Extracted data entries:
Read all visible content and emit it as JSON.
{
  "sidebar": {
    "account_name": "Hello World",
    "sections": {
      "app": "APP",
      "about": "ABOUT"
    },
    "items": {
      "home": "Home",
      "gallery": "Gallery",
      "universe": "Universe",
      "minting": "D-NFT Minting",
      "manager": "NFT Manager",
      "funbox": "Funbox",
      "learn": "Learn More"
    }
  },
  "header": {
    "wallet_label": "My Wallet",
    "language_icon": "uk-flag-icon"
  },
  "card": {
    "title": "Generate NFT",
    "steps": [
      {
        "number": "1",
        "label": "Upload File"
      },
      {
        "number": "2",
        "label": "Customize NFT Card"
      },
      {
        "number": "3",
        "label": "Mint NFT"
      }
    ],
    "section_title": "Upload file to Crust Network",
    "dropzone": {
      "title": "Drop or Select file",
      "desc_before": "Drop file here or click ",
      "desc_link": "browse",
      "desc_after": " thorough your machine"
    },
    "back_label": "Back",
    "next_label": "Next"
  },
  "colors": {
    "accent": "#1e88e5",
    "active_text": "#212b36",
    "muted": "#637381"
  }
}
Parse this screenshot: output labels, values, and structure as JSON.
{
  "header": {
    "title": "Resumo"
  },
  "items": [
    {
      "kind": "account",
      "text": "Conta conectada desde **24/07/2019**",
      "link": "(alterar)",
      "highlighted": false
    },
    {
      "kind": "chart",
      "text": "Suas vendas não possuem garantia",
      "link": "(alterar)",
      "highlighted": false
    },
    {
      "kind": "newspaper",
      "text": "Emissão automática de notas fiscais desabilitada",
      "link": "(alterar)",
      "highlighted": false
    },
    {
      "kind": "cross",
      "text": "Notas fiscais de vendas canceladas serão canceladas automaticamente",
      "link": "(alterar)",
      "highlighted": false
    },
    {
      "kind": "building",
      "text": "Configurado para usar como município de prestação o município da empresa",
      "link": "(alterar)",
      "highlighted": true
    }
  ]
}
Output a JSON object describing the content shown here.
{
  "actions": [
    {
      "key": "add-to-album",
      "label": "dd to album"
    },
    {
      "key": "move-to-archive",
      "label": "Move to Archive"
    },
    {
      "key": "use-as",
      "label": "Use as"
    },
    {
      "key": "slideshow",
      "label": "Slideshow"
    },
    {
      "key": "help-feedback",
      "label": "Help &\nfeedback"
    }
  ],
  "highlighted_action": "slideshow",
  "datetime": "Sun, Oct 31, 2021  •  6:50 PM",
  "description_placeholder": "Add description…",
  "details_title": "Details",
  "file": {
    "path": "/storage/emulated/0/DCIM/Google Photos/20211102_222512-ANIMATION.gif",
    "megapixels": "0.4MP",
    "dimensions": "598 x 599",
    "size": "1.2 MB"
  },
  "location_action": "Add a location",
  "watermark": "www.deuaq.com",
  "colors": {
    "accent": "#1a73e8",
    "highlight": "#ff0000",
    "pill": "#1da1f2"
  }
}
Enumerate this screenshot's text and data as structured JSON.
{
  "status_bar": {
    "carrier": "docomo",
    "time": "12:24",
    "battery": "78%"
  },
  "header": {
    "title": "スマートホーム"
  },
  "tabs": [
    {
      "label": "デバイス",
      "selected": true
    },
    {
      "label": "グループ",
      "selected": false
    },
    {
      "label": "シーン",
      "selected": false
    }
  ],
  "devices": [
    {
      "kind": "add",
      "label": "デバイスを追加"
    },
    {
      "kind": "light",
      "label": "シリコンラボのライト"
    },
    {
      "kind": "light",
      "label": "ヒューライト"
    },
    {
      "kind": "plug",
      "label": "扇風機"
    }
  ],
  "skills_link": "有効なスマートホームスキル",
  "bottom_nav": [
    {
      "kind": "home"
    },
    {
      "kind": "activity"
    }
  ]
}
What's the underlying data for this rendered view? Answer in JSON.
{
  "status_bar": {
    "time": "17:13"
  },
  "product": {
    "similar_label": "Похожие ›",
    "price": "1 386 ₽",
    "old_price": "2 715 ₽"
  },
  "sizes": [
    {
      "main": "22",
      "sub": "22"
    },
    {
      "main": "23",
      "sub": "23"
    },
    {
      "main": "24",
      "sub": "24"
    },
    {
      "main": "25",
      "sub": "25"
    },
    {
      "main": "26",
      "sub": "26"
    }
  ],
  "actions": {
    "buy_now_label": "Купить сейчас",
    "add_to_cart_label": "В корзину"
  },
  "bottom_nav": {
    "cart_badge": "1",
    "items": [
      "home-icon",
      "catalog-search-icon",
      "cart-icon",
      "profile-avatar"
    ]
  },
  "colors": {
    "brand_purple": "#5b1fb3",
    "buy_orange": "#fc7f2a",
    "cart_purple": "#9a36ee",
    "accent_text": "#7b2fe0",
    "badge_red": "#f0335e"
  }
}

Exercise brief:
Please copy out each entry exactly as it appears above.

Task response:
Read all visible content and emit it as JSON.
{
  "sidebar": {
    "account_name": "Hello World",
    "sections": {
      "app": "APP",
      "about": "ABOUT"
    },
    "items": {
      "home": "Home",
      "gallery": "Gallery",
      "universe": "Universe",
      "minting": "D-NFT Minting",
      "manager": "NFT Manager",
      "funbox": "Funbox",
      "learn": "Learn More"
    }
  },
  "header": {
    "wallet_label": "My Wallet",
    "language_icon": "uk-flag-icon"
  },
  "card": {
    "title": "Generate NFT",
    "steps": [
      {
        "number": "1",
        "label": "Upload File"
      },
      {
        "number": "2",
        "label": "Customize NFT Card"
      },
      {
        "number": "3",
        "label": "Mint NFT"
      }
    ],
    "section_title": "Upload file to Crust Network",
    "dropzone": {
      "title": "Drop or Select file",
      "desc_before": "Drop file here or click ",
      "desc_link": "browse",
      "desc_after": " thorough your machine"
    },
    "back_label": "Back",
    "next_label": "Next"
  },
  "colors": {
    "accent": "#1e88e5",
    "active_text": "#212b36",
    "muted": "#637381"
  }
}
Parse this screenshot: output labels, values, and structure as JSON.
{
  "header": {
    "title": "Resumo"
  },
  "items": [
    {
      "kind": "account",
      "text": "Conta conectada desde **24/07/2019**",
      "link": "(alterar)",
      "highlighted": false
    },
    {
      "kind": "chart",
      "text": "Suas vendas não possuem garantia",
      "link": "(alterar)",
      "highlighted": false
    },
    {
      "kind": "newspaper",
      "text": "Emissão automática de notas fiscais desabilitada",
      "link": "(alterar)",
      "highlighted": false
    },
    {
      "kind": "cross",
      "text": "Notas fiscais de vendas canceladas serão canceladas automaticamente",
      "link": "(alterar)",
      "highlighted": false
    },
    {
      "kind": "building",
      "text": "Configurado para usar como município de prestação o município da empresa",
      "link": "(alterar)",
      "highlighted": true
    }
  ]
}
Output a JSON object describing the content shown here.
{
  "actions": [
    {
      "key": "add-to-album",
      "label": "dd to album"
    },
    {
      "key": "move-to-archive",
      "label": "Move to Archive"
    },
    {
      "key": "use-as",
      "label": "Use as"
    },
    {
      "key": "slideshow",
      "label": "Slideshow"
    },
    {
      "key": "help-feedback",
      "label": "Help &\nfeedback"
    }
  ],
  "highlighted_action": "slideshow",
  "datetime": "Sun, Oct 31, 2021  •  6:50 PM",
  "description_placeholder": "Add description…",
  "details_title": "Details",
  "file": {
    "path": "/storage/emulated/0/DCIM/Google Photos/20211102_222512-ANIMATION.gif",
    "megapixels": "0.4MP",
    "dimensions": "598 x 599",
    "size": "1.2 MB"
  },
  "location_action": "Add a location",
  "watermark": "www.deuaq.com",
  "colors": {
    "accent": "#1a73e8",
    "highlight": "#ff0000",
    "pill": "#1da1f2"
  }
}
Enumerate this screenshot's text and data as structured JSON.
{
  "status_bar": {
    "carrier": "docomo",
    "time": "12:24",
    "battery": "78%"
  },
  "header": {
    "title": "スマートホーム"
  },
  "tabs": [
    {
      "label": "デバイス",
      "selected": true
    },
    {
      "label": "グループ",
      "selected": false
    },
    {
      "label": "シーン",
      "selected": false
    }
  ],
  "devices": [
    {
      "kind": "add",
      "label": "デバイスを追加"
    },
    {
      "kind": "light",
      "label": "シリコンラボのライト"
    },
    {
      "kind": "light",
      "label": "ヒューライト"
    },
    {
      "kind": "plug",
      "label": "扇風機"
    }
  ],
  "skills_link": "有効なスマートホームスキル",
  "bottom_nav": [
    {
      "kind": "home"
    },
    {
      "kind": "activity"
    }
  ]
}
What's the underlying data for this rendered view? Answer in JSON.
{
  "status_bar": {
    "time": "17:13"
  },
  "product": {
    "similar_label": "Похожие ›",
    "price": "1 386 ₽",
    "old_price": "2 715 ₽"
  },
  "sizes": [
    {
      "main": "22",
      "sub": "22"
    },
    {
      "main": "23",
      "sub": "23"
    },
    {
      "main": "24",
      "sub": "24"
    },
    {
      "main": "25",
      "sub": "25"
    },
    {
      "main": "26",
      "sub": "26"
    }
  ],
  "actions": {
    "buy_now_label": "Купить сейчас",
    "add_to_cart_label": "В корзину"
  },
  "bottom_nav": {
    "cart_badge": "1",
    "items": [
      "home-icon",
      "catalog-search-icon",
      "cart-icon",
      "profile-avatar"
    ]
  },
  "colors": {
    "brand_purple": "#5b1fb3",
    "buy_orange": "#fc7f2a",
    "cart_purple": "#9a36ee",
    "accent_text": "#7b2fe0",
    "badge_red": "#f0335e"
  }
}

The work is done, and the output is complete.